─── Extracted information ───

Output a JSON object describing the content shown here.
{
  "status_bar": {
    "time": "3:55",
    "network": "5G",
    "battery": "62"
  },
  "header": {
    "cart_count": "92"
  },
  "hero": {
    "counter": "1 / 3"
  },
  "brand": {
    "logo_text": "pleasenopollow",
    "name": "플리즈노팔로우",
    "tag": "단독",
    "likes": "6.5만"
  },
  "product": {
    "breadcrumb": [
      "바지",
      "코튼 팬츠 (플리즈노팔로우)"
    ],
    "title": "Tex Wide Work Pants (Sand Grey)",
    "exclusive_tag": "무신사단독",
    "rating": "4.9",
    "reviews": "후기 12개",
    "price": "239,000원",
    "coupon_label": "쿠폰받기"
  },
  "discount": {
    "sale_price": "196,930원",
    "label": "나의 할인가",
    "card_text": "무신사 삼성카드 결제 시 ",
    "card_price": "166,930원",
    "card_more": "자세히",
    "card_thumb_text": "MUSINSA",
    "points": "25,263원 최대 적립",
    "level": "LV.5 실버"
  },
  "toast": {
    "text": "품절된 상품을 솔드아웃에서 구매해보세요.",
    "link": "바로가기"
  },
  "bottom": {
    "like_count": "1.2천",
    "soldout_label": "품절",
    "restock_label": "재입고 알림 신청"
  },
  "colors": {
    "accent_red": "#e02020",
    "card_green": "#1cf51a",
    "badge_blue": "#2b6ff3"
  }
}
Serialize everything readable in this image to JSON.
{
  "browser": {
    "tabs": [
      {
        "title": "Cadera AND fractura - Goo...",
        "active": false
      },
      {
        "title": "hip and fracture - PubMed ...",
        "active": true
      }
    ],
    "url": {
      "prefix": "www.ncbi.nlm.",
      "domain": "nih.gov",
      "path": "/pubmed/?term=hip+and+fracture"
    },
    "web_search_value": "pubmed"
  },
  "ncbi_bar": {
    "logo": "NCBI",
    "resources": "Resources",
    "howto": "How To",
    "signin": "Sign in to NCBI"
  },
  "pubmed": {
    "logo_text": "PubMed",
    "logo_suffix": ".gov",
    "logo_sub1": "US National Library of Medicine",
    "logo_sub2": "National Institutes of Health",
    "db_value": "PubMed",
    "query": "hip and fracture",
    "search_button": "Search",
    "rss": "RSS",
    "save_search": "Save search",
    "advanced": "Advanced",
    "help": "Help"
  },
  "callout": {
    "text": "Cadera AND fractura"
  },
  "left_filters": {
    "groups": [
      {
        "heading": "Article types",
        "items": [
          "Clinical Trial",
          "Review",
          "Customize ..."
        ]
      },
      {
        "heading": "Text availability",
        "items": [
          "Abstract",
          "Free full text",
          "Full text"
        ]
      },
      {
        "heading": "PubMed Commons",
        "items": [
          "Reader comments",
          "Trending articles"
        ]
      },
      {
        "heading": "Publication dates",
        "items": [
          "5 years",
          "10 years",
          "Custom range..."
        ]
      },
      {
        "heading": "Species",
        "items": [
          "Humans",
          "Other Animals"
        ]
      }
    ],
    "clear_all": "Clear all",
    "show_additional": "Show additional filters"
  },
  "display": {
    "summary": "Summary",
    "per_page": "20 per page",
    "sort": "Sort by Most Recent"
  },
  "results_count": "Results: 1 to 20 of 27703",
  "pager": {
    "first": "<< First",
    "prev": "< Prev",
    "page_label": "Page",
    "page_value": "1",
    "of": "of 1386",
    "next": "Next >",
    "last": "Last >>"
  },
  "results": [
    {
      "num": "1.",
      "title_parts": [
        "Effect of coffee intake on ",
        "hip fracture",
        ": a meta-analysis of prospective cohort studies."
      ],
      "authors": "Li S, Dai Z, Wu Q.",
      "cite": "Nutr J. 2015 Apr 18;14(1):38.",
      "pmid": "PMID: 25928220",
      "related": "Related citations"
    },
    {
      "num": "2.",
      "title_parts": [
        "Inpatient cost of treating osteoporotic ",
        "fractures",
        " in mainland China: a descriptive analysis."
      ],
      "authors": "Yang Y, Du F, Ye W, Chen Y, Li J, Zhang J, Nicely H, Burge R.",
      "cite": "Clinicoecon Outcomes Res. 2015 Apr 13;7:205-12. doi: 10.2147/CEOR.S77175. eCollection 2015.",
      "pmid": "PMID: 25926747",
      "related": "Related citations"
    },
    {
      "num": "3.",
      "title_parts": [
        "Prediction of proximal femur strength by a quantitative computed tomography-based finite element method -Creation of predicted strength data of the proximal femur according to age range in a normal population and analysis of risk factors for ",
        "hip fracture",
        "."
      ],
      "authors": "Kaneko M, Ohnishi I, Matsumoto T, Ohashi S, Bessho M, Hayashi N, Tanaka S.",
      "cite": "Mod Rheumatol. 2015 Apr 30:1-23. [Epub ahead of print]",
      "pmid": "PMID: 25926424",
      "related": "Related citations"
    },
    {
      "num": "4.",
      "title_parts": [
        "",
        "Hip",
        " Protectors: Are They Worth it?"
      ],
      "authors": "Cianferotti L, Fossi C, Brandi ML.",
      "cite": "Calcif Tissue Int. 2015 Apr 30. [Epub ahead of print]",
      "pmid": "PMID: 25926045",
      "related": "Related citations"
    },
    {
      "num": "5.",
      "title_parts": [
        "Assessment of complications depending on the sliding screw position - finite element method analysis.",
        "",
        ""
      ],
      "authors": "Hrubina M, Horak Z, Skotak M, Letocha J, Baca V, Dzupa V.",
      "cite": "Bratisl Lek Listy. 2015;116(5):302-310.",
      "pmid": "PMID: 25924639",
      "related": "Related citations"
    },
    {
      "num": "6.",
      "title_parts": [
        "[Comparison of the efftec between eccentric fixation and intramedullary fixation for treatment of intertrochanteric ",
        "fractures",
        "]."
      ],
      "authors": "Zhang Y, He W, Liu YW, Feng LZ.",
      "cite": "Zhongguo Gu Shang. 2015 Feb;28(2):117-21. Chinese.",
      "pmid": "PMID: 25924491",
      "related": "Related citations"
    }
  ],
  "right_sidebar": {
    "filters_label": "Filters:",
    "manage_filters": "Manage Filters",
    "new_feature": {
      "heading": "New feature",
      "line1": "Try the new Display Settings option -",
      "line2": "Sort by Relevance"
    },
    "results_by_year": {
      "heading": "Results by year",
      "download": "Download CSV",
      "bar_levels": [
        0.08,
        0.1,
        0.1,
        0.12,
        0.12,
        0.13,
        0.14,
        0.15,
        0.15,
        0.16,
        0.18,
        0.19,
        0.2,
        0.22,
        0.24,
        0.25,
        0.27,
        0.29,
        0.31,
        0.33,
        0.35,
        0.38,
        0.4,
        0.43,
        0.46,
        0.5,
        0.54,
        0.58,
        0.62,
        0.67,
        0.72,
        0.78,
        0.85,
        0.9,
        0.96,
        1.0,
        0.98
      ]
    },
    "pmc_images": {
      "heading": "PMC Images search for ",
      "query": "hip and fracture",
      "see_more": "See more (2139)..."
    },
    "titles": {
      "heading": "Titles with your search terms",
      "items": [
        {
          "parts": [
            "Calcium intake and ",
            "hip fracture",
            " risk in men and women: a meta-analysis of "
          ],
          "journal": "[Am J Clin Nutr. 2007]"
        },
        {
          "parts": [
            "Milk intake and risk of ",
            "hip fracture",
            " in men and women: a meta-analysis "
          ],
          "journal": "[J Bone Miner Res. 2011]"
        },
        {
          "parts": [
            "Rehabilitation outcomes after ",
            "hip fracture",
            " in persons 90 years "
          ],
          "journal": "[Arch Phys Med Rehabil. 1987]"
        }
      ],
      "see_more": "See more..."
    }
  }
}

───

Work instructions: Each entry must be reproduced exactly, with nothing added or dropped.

Solution for this problem:
Output a JSON object describing the content shown here.
{
  "status_bar": {
    "time": "3:55",
    "network": "5G",
    "battery": "62"
  },
  "header": {
    "cart_count": "92"
  },
  "hero": {
    "counter": "1 / 3"
  },
  "brand": {
    "logo_text": "pleasenopollow",
    "name": "플리즈노팔로우",
    "tag": "단독",
    "likes": "6.5만"
  },
  "product": {
    "breadcrumb": [
      "바지",
      "코튼 팬츠 (플리즈노팔로우)"
    ],
    "title": "Tex Wide Work Pants (Sand Grey)",
    "exclusive_tag": "무신사단독",
    "rating": "4.9",
    "reviews": "후기 12개",
    "price": "239,000원",
    "coupon_label": "쿠폰받기"
  },
  "discount": {
    "sale_price": "196,930원",
    "label": "나의 할인가",
    "card_text": "무신사 삼성카드 결제 시 ",
    "card_price": "166,930원",
    "card_more": "자세히",
    "card_thumb_text": "MUSINSA",
    "points": "25,263원 최대 적립",
    "level": "LV.5 실버"
  },
  "toast": {
    "text": "품절된 상품을 솔드아웃에서 구매해보세요.",
    "link": "바로가기"
  },
  "bottom": {
    "like_count": "1.2천",
    "soldout_label": "품절",
    "restock_label": "재입고 알림 신청"
  },
  "colors": {
    "accent_red": "#e02020",
    "card_green": "#1cf51a",
    "badge_blue": "#2b6ff3"
  }
}
Serialize everything readable in this image to JSON.
{
  "browser": {
    "tabs": [
      {
        "title": "Cadera AND fractura - Goo...",
        "active": false
      },
      {
        "title": "hip and fracture - PubMed ...",
        "active": true
      }
    ],
    "url": {
      "prefix": "www.ncbi.nlm.",
      "domain": "nih.gov",
      "path": "/pubmed/?term=hip+and+fracture"
    },
    "web_search_value": "pubmed"
  },
  "ncbi_bar": {
    "logo": "NCBI",
    "resources": "Resources",
    "howto": "How To",
    "signin": "Sign in to NCBI"
  },
  "pubmed": {
    "logo_text": "PubMed",
    "logo_suffix": ".gov",
    "logo_sub1": "US National Library of Medicine",
    "logo_sub2": "National Institutes of Health",
    "db_value": "PubMed",
    "query": "hip and fracture",
    "search_button": "Search",
    "rss": "RSS",
    "save_search": "Save search",
    "advanced": "Advanced",
    "help": "Help"
  },
  "callout": {
    "text": "Cadera AND fractura"
  },
  "left_filters": {
    "groups": [
      {
        "heading": "Article types",
        "items": [
          "Clinical Trial",
          "Review",
          "Customize ..."
        ]
      },
      {
        "heading": "Text availability",
        "items": [
          "Abstract",
          "Free full text",
          "Full text"
        ]
      },
      {
        "heading": "PubMed Commons",
        "items": [
          "Reader comments",
          "Trending articles"
        ]
      },
      {
        "heading": "Publication dates",
        "items": [
          "5 years",
          "10 years",
          "Custom range..."
        ]
      },
      {
        "heading": "Species",
        "items": [
          "Humans",
          "Other Animals"
        ]
      }
    ],
    "clear_all": "Clear all",
    "show_additional": "Show additional filters"
  },
  "display": {
    "summary": "Summary",
    "per_page": "20 per page",
    "sort": "Sort by Most Recent"
  },
  "results_count": "Results: 1 to 20 of 27703",
  "pager": {
    "first": "<< First",
    "prev": "< Prev",
    "page_label": "Page",
    "page_value": "1",
    "of": "of 1386",
    "next": "Next >",
    "last": "Last >>"
  },
  "results": [
    {
      "num": "1.",
      "title_parts": [
        "Effect of coffee intake on ",
        "hip fracture",
        ": a meta-analysis of prospective cohort studies."
      ],
      "authors": "Li S, Dai Z, Wu Q.",
      "cite": "Nutr J. 2015 Apr 18;14(1):38.",
      "pmid": "PMID: 25928220",
      "related": "Related citations"
    },
    {
      "num": "2.",
      "title_parts": [
        "Inpatient cost of treating osteoporotic ",
        "fractures",
        " in mainland China: a descriptive analysis."
      ],
      "authors": "Yang Y, Du F, Ye W, Chen Y, Li J, Zhang J, Nicely H, Burge R.",
      "cite": "Clinicoecon Outcomes Res. 2015 Apr 13;7:205-12. doi: 10.2147/CEOR.S77175. eCollection 2015.",
      "pmid": "PMID: 25926747",
      "related": "Related citations"
    },
    {
      "num": "3.",
      "title_parts": [
        "Prediction of proximal femur strength by a quantitative computed tomography-based finite element method -Creation of predicted strength data of the proximal femur according to age range in a normal population and analysis of risk factors for ",
        "hip fracture",
        "."
      ],
      "authors": "Kaneko M, Ohnishi I, Matsumoto T, Ohashi S, Bessho M, Hayashi N, Tanaka S.",
      "cite": "Mod Rheumatol. 2015 Apr 30:1-23. [Epub ahead of print]",
      "pmid": "PMID: 25926424",
      "related": "Related citations"
    },
    {
      "num": "4.",
      "title_parts": [
        "",
        "Hip",
        " Protectors: Are They Worth it?"
      ],
      "authors": "Cianferotti L, Fossi C, Brandi ML.",
      "cite": "Calcif Tissue Int. 2015 Apr 30. [Epub ahead of print]",
      "pmid": "PMID: 25926045",
      "related": "Related citations"
    },
    {
      "num": "5.",
      "title_parts": [
        "Assessment of complications depending on the sliding screw position - finite element method analysis.",
        "",
        ""
      ],
      "authors": "Hrubina M, Horak Z, Skotak M, Letocha J, Baca V, Dzupa V.",
      "cite": "Bratisl Lek Listy. 2015;116(5):302-310.",
      "pmid": "PMID: 25924639",
      "related": "Related citations"
    },
    {
      "num": "6.",
      "title_parts": [
        "[Comparison of the efftec between eccentric fixation and intramedullary fixation for treatment of intertrochanteric ",
        "fractures",
        "]."
      ],
      "authors": "Zhang Y, He W, Liu YW, Feng LZ.",
      "cite": "Zhongguo Gu Shang. 2015 Feb;28(2):117-21. Chinese.",
      "pmid": "PMID: 25924491",
      "related": "Related citations"
    }
  ],
  "right_sidebar": {
    "filters_label": "Filters:",
    "manage_filters": "Manage Filters",
    "new_feature": {
      "heading": "New feature",
      "line1": "Try the new Display Settings option -",
      "line2": "Sort by Relevance"
    },
    "results_by_year": {
      "heading": "Results by year",
      "download": "Download CSV",
      "bar_levels": [
        0.08,
        0.1,
        0.1,
        0.12,
        0.12,
        0.13,
        0.14,
        0.15,
        0.15,
        0.16,
        0.18,
        0.19,
        0.2,
        0.22,
        0.24,
        0.25,
        0.27,
        0.29,
        0.31,
        0.33,
        0.35,
        0.38,
        0.4,
        0.43,
        0.46,
        0.5,
        0.54,
        0.58,
        0.62,
        0.67,
        0.72,
        0.78,
        0.85,
        0.9,
        0.96,
        1.0,
        0.98
      ]
    },
    "pmc_images": {
      "heading": "PMC Images search for ",
      "query": "hip and fracture",
      "see_more": "See more (2139)..."
    },
    "titles": {
      "heading": "Titles with your search terms",
      "items": [
        {
          "parts": [
            "Calcium intake and ",
            "hip fracture",
            " risk in men and women: a meta-analysis of "
          ],
          "journal": "[Am J Clin Nutr. 2007]"
        },
        {
          "parts": [
            "Milk intake and risk of ",
            "hip fracture",
            " in men and women: a meta-analysis "
          ],
          "journal": "[J Bone Miner Res. 2011]"
        },
        {
          "parts": [
            "Rehabilitation outcomes after ",
            "hip fracture",
            " in persons 90 years "
          ],
          "journal": "[Arch Phys Med Rehabil. 1987]"
        }
      ],
      "see_more": "See more..."
    }
  }
}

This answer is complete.